#### EXERCISE:
In the lines below, look for "time". Copy each line where it appears.

#### TASK MATERIAL:
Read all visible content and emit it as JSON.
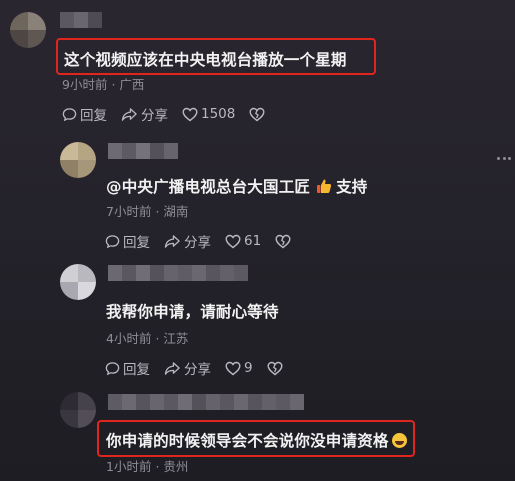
{
  "comments": [
    {
      "text": "这个视频应该在中央电视台播放一个星期",
      "time": "9小时前",
      "location": "广西",
      "reply_label": "回复",
      "share_label": "分享",
      "likes": "1508"
    },
    {
      "text": "@中央广播电视总台大国工匠",
      "text_suffix": "支持",
      "time": "7小时前",
      "location": "湖南",
      "reply_label": "回复",
      "share_label": "分享",
      "likes": "61"
    },
    {
      "text": "我帮你申请，请耐心等待",
      "time": "4小时前",
      "location": "江苏",
      "reply_label": "回复",
      "share_label": "分享",
      "likes": "9"
    },
    {
      "text": "你申请的时候领导会不会说你没申请资格",
      "time": "1小时前",
      "location": "贵州"
    }
  ],
  "separator": "·",
  "icons": {
    "reply": "speech-bubble-icon",
    "share": "share-arrow-icon",
    "like": "heart-icon",
    "dislike": "broken-heart-icon",
    "more": "more-dots-icon",
    "thumbs_up": "thumbs-up-emoji",
    "laughing": "rolling-laughing-emoji"
  },
  "colors": {
    "highlight_border": "#e0241e",
    "meta_text": "#8e8c95"
  }
}
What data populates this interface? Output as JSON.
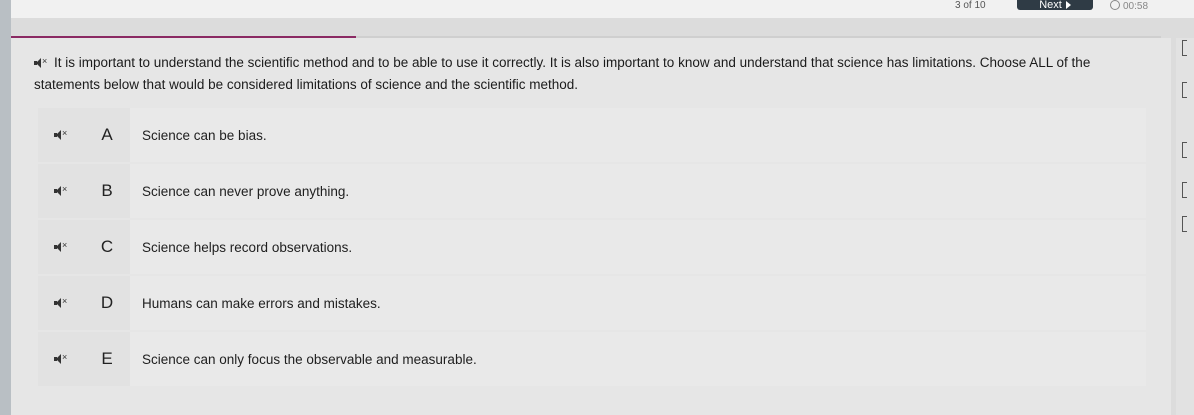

#### RESULT BELOW:
      "time": "9小时前",
      "time": "7小时前",
      "time": "4小时前",
      "time": "1小时前",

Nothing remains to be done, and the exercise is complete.